Love and Hate
Divide and Conquer
With Franky (Nicole da Silva) released from prison and Ferguson (Pamela Rabe) becoming a prisoner, Season 4 mixes up the dynamic of the show to varying degrees of success. On the one hand, Season 4’s slower pace and more sombre tone gives room for new sub plots to crop up and the constant shifting focus to drama inside and outside the prison is still endearing but it’s also a much more sporadic season; the ever-changing pace gives a much more uneven feel than it did in the past.
This year in particular sees a much greater emphasis on relationships between the women. Franky tries to adjust to life outside the prison with Bridget (Libby Tanner), Bea Smith (Danielle Cormack) finds herself in an unlikely romance with Allie (Kate Jenkinson) and Boomer (Katrina Milosevic) and Maxine (Socratis Otto) become entangled in a possible situation involving a child. The theme of love runs strongly this year and by the end it becomes clear why. A shocking finale raises interesting questions around what direction the show’s likely to take from here and what fate awaits the characters depicted in the final scenes. To give much more away would be spoiling a massive twist in the story but suffice to say, it’s a strong final episode and brings the entire season’s slower pace and thematic emphasis into perspective.

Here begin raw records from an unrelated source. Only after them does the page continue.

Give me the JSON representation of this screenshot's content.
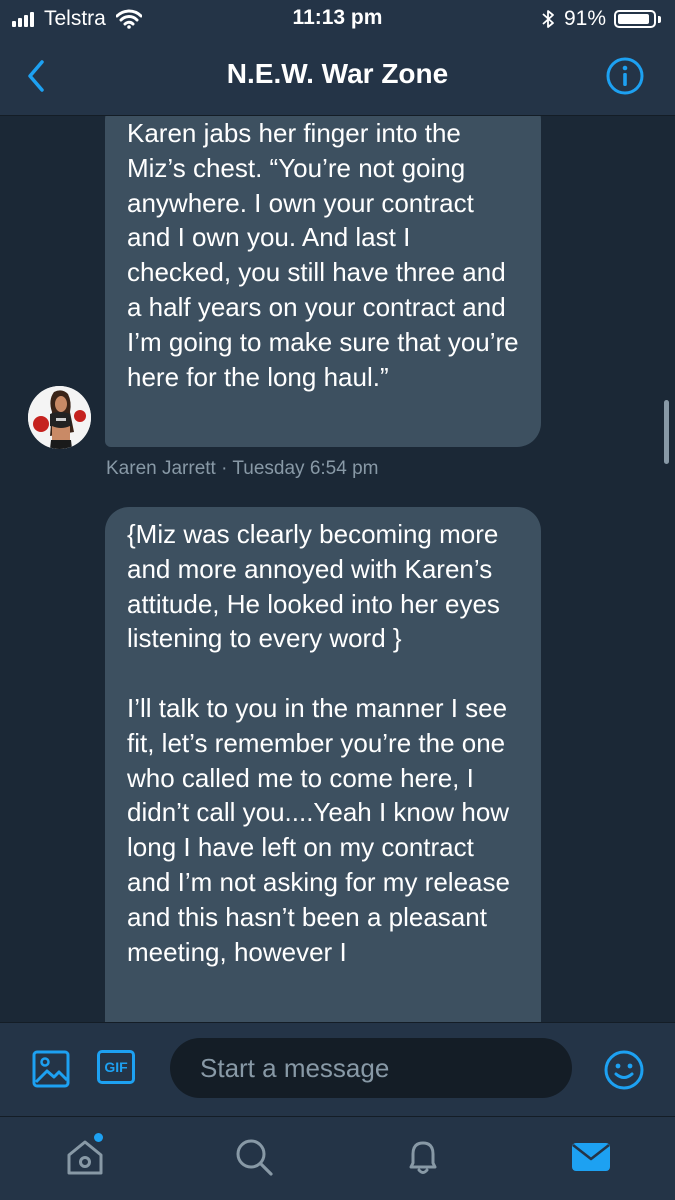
{
  "status_bar": {
    "carrier": "Telstra",
    "time": "11:13 pm",
    "battery_percent_label": "91%",
    "battery_level": 0.91,
    "signal_bars": 4,
    "icons": [
      "signal-bars-icon",
      "wifi-icon",
      "bluetooth-icon",
      "battery-icon"
    ]
  },
  "header": {
    "title": "N.E.W. War Zone",
    "back_icon": "chevron-left-icon",
    "info_icon": "info-icon"
  },
  "messages": [
    {
      "paragraphs": [
        "Karen jabs her finger into the Miz’s chest. “You’re not going anywhere. I own your contract and I own you. And last I checked, you still have three and a half years on your contract and I’m going to make sure that you’re here for the long haul.”"
      ],
      "sender": "Karen Jarrett",
      "separator": "·",
      "timestamp": "Tuesday 6:54 pm",
      "avatar_icon": "avatar"
    },
    {
      "paragraphs": [
        "{Miz was clearly becoming more and more annoyed with Karen’s attitude, He looked into her eyes listening to every word }",
        "I’ll talk to you in the manner I see fit, let’s remember you’re the one who called me to come here, I didn’t call you....Yeah I know how long I have left on my contract and I’m not asking for my release and this hasn’t been a pleasant meeting, however I"
      ]
    }
  ],
  "composer": {
    "placeholder": "Start a message",
    "gif_label": "GIF",
    "icons": [
      "image-icon",
      "gif-icon",
      "emoji-icon"
    ]
  },
  "tab_bar": {
    "icons": [
      "home-icon",
      "search-icon",
      "notifications-icon",
      "messages-icon"
    ],
    "active": "messages-icon"
  },
  "colors": {
    "accent": "#1da1f2",
    "background": "#1b2836",
    "bar": "#243447",
    "bubble": "#3d5060",
    "muted_text": "#8899a6"
  }
}
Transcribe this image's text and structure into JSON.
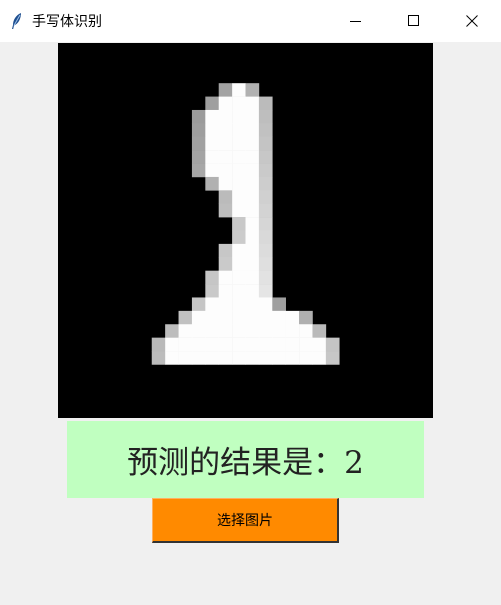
{
  "window": {
    "title": "手写体识别",
    "icon": "feather-icon",
    "controls": [
      "minimize-icon",
      "maximize-icon",
      "close-icon"
    ]
  },
  "image": {
    "description_icon": "digit-image",
    "grid_size": 28,
    "background": "#000000"
  },
  "result": {
    "text": "预测的结果是：2",
    "background": "#c0ffc0"
  },
  "button": {
    "label": "选择图片",
    "color": "#ff8a00"
  }
}
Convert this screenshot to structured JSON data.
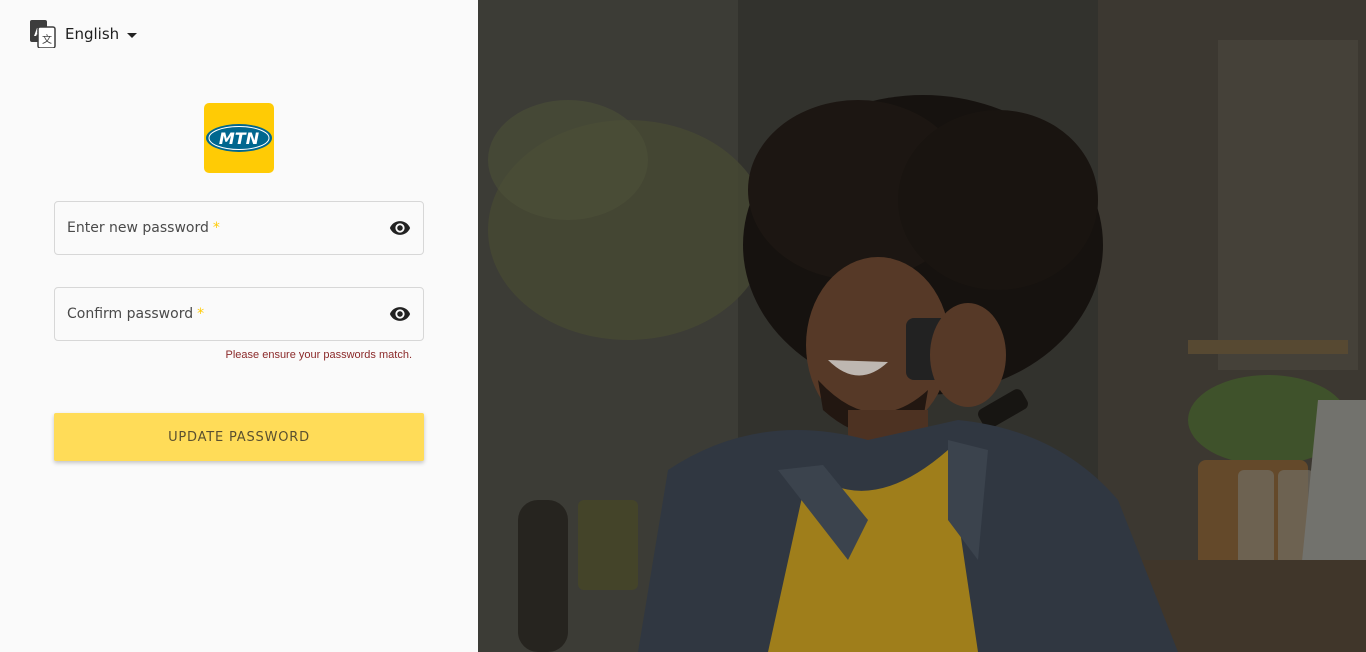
{
  "language": {
    "selected": "English",
    "icon": "translate-icon"
  },
  "brand": {
    "logo_text": "MTN",
    "color": "#ffcb05",
    "oval_color": "#00678f"
  },
  "form": {
    "new_password": {
      "label": "Enter new password",
      "required_mark": "*",
      "toggle_icon": "eye-icon"
    },
    "confirm_password": {
      "label": "Confirm password",
      "required_mark": "*",
      "toggle_icon": "eye-icon"
    },
    "error_message": "Please ensure your passwords match.",
    "submit_label": "UPDATE PASSWORD"
  },
  "hero": {
    "alt": "man-on-phone-photo"
  }
}
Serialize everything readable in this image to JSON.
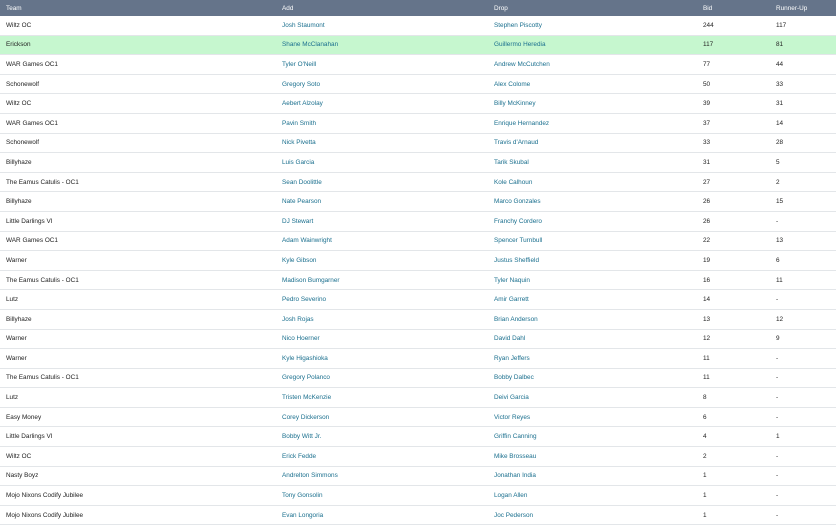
{
  "headers": {
    "team": "Team",
    "add": "Add",
    "drop": "Drop",
    "bid": "Bid",
    "runner_up": "Runner-Up"
  },
  "colors": {
    "header_bg": "#65748a",
    "highlight_row_bg": "#c6f7cf",
    "link": "#1a6f8e"
  },
  "rows": [
    {
      "team": "Wiltz OC",
      "add": "Josh Staumont",
      "drop": "Stephen Piscotty",
      "bid": "244",
      "runner_up": "117"
    },
    {
      "team": "Erickson",
      "add": "Shane McClanahan",
      "drop": "Guillermo Heredia",
      "bid": "117",
      "runner_up": "81",
      "highlighted": true
    },
    {
      "team": "WAR Games OC1",
      "add": "Tyler O'Neill",
      "drop": "Andrew McCutchen",
      "bid": "77",
      "runner_up": "44"
    },
    {
      "team": "Schonewolf",
      "add": "Gregory Soto",
      "drop": "Alex Colome",
      "bid": "50",
      "runner_up": "33"
    },
    {
      "team": "Wiltz OC",
      "add": "Aebert Alzolay",
      "drop": "Billy McKinney",
      "bid": "39",
      "runner_up": "31"
    },
    {
      "team": "WAR Games OC1",
      "add": "Pavin Smith",
      "drop": "Enrique Hernandez",
      "bid": "37",
      "runner_up": "14"
    },
    {
      "team": "Schonewolf",
      "add": "Nick Pivetta",
      "drop": "Travis d'Arnaud",
      "bid": "33",
      "runner_up": "28"
    },
    {
      "team": "Billyhaze",
      "add": "Luis Garcia",
      "drop": "Tarik Skubal",
      "bid": "31",
      "runner_up": "5"
    },
    {
      "team": "The Eamus Catulis - OC1",
      "add": "Sean Doolittle",
      "drop": "Kole Calhoun",
      "bid": "27",
      "runner_up": "2"
    },
    {
      "team": "Billyhaze",
      "add": "Nate Pearson",
      "drop": "Marco Gonzales",
      "bid": "26",
      "runner_up": "15"
    },
    {
      "team": "Little Darlings VI",
      "add": "DJ Stewart",
      "drop": "Franchy Cordero",
      "bid": "26",
      "runner_up": "-"
    },
    {
      "team": "WAR Games OC1",
      "add": "Adam Wainwright",
      "drop": "Spencer Turnbull",
      "bid": "22",
      "runner_up": "13"
    },
    {
      "team": "Warner",
      "add": "Kyle Gibson",
      "drop": "Justus Sheffield",
      "bid": "19",
      "runner_up": "6"
    },
    {
      "team": "The Eamus Catulis - OC1",
      "add": "Madison Bumgarner",
      "drop": "Tyler Naquin",
      "bid": "16",
      "runner_up": "11"
    },
    {
      "team": "Lutz",
      "add": "Pedro Severino",
      "drop": "Amir Garrett",
      "bid": "14",
      "runner_up": "-"
    },
    {
      "team": "Billyhaze",
      "add": "Josh Rojas",
      "drop": "Brian Anderson",
      "bid": "13",
      "runner_up": "12"
    },
    {
      "team": "Warner",
      "add": "Nico Hoerner",
      "drop": "David Dahl",
      "bid": "12",
      "runner_up": "9"
    },
    {
      "team": "Warner",
      "add": "Kyle Higashioka",
      "drop": "Ryan Jeffers",
      "bid": "11",
      "runner_up": "-"
    },
    {
      "team": "The Eamus Catulis - OC1",
      "add": "Gregory Polanco",
      "drop": "Bobby Dalbec",
      "bid": "11",
      "runner_up": "-"
    },
    {
      "team": "Lutz",
      "add": "Tristen McKenzie",
      "drop": "Deivi Garcia",
      "bid": "8",
      "runner_up": "-"
    },
    {
      "team": "Easy Money",
      "add": "Corey Dickerson",
      "drop": "Victor Reyes",
      "bid": "6",
      "runner_up": "-"
    },
    {
      "team": "Little Darlings VI",
      "add": "Bobby Witt Jr.",
      "drop": "Griffin Canning",
      "bid": "4",
      "runner_up": "1"
    },
    {
      "team": "Wiltz OC",
      "add": "Erick Fedde",
      "drop": "Mike Brosseau",
      "bid": "2",
      "runner_up": "-"
    },
    {
      "team": "Nasty Boyz",
      "add": "Andrelton Simmons",
      "drop": "Jonathan India",
      "bid": "1",
      "runner_up": "-"
    },
    {
      "team": "Mojo Nixons Codify Jubilee",
      "add": "Tony Gonsolin",
      "drop": "Logan Allen",
      "bid": "1",
      "runner_up": "-"
    },
    {
      "team": "Mojo Nixons Codify Jubilee",
      "add": "Evan Longoria",
      "drop": "Joc Pederson",
      "bid": "1",
      "runner_up": "-"
    }
  ]
}
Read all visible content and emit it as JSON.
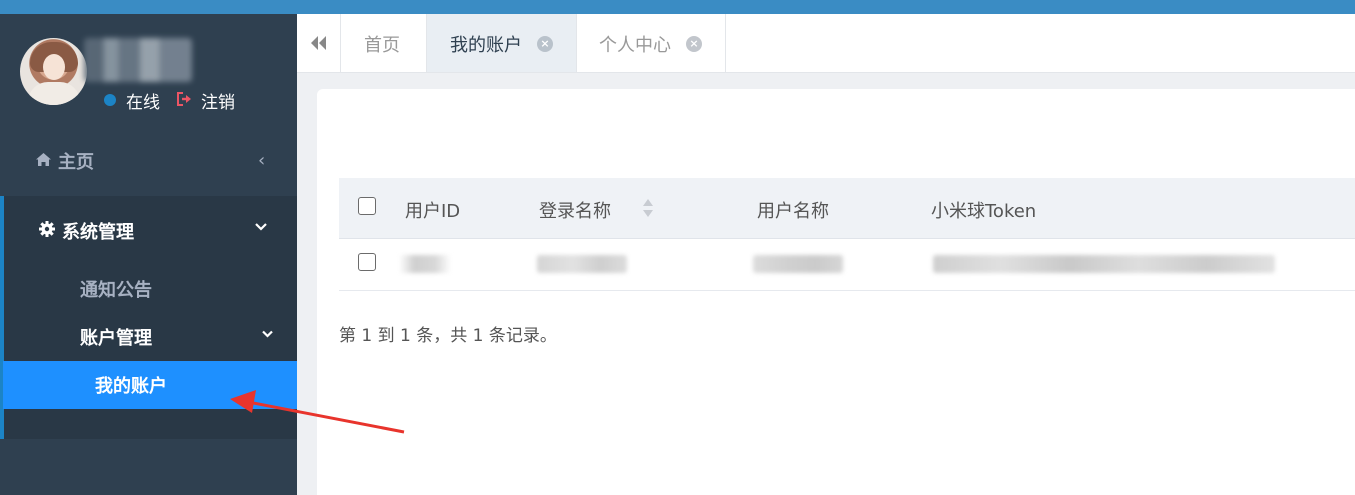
{
  "sidebar": {
    "profile": {
      "status": "在线",
      "logout": "注销"
    },
    "home": {
      "label": "主页"
    },
    "system": {
      "label": "系统管理",
      "items": [
        {
          "label": "通知公告"
        },
        {
          "label": "账户管理"
        },
        {
          "label": "我的账户"
        }
      ]
    }
  },
  "tabs": [
    {
      "label": "首页",
      "closable": false,
      "active": false
    },
    {
      "label": "我的账户",
      "closable": true,
      "active": true
    },
    {
      "label": "个人中心",
      "closable": true,
      "active": false
    }
  ],
  "table": {
    "columns": [
      "用户ID",
      "登录名称",
      "用户名称",
      "小米球Token"
    ],
    "sortable_column": "登录名称"
  },
  "pagination": {
    "summary": "第 1 到 1 条，共 1 条记录。"
  },
  "colors": {
    "sidebar_bg": "#2f4050",
    "accent": "#1c84c6",
    "active_item": "#1e90ff",
    "logout_icon": "#ed5565",
    "annotation_arrow": "#e8342c"
  }
}
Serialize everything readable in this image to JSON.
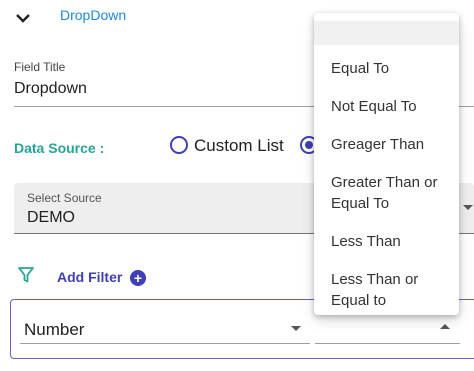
{
  "header": {
    "title": "DropDown",
    "chevron_icon": "chevron-down-icon"
  },
  "field": {
    "label": "Field Title",
    "value": "Dropdown"
  },
  "data_source": {
    "label": "Data Source :",
    "option_custom": "Custom List",
    "selected_option": "second"
  },
  "select_source": {
    "label": "Select Source",
    "value": "DEMO"
  },
  "filter": {
    "add_label": "Add Filter",
    "filter_icon": "filter-icon",
    "plus_icon": "plus-circle-icon",
    "field_value": "Number"
  },
  "operator_menu": {
    "items": [
      "Equal To",
      "Not Equal To",
      "Greager Than",
      "Greater Than or Equal To",
      "Less Than",
      "Less Than or Equal to"
    ]
  },
  "colors": {
    "accent": "#3f3fb6",
    "teal": "#26a69a",
    "title_blue": "#1e88e5",
    "panel_border": "#7e57c2"
  }
}
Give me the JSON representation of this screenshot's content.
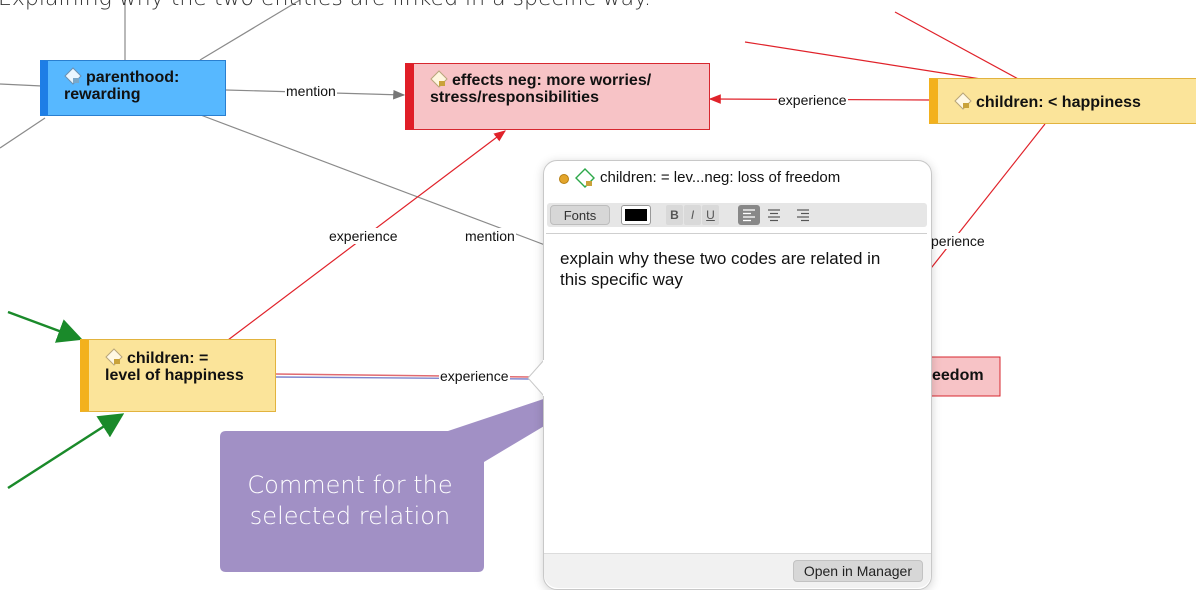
{
  "caption": "Explaining why the two entities are linked in a specific way.",
  "nodes": {
    "parenthood_line1": "parenthood:",
    "parenthood_line2": "rewarding",
    "effects_line1": "effects neg: more worries/",
    "effects_line2": "stress/responsibilities",
    "happiness_less": "children: < happiness",
    "equal_line1": "children: =",
    "equal_line2": "level of happiness",
    "freedom_fragment": "eedom"
  },
  "edges": {
    "mention_top": "mention",
    "experience_top": "experience",
    "experience_left": "experience",
    "mention_mid": "mention",
    "experience_right": "perience",
    "experience_bottom": "experience"
  },
  "popup": {
    "title": "children: = lev...neg: loss of freedom",
    "toolbar": {
      "fonts": "Fonts",
      "bold": "B",
      "italic": "I",
      "underline": "U"
    },
    "memo": "explain why these two codes are related in this specific way",
    "open_button": "Open in Manager"
  },
  "callout": "Comment for the selected relation",
  "colors": {
    "blue_node": "#57b8ff",
    "red_node": "#f7c3c6",
    "yellow_node": "#fbe49a",
    "callout": "#a190c5",
    "green_arrow": "#1a8a2a"
  }
}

Although Season 4 feels like a much gentler season with its changed focus, there’s still pockets of tension and drama that’s become a staple of the show. Bea’s confrontations with newly imprisoned Kaz and her crew The Red Right Hand are intense and this year Bea’s status as Top Dog comes under serious jeopardy as Kaz rallies the women against her. Although certainly no Ferguson, Vera’s (Kate Atkinson) increased authority as Prison Warden adds another interesting dynamic to the show as she tries to emulate the same iron authority her predecessor wield. Whilst she struggles to depict the same scene-stealing presence as Ferguson, she still does a pretty good job with the script and plays the role well. The rest of the girls all slot into familiar roles and the tiny pockets of humour mixed with the intense drama is really well written once again.
Season 4 of Wentworth feels like a transitional season in many ways. The slower pace and changed thematic emphasis may disappoint some people looking for the same intensity that bleeds through Season 3 but the chaotic confrontations and uneasy alliances that’s become such a staple of this show are still here and when shown, are just as intense as they’ve ever been. The finale throws some very interesting questions around what direction the show is likely to take from here on in but with a fifth season green-lit and a return for most of the cast members, we may not have to wait long to find out. If you’ve made it this far into the show, Season 4 continues the trend of producing some of the best prison drama on TV, even if it’s not quite as intense or strong as last year.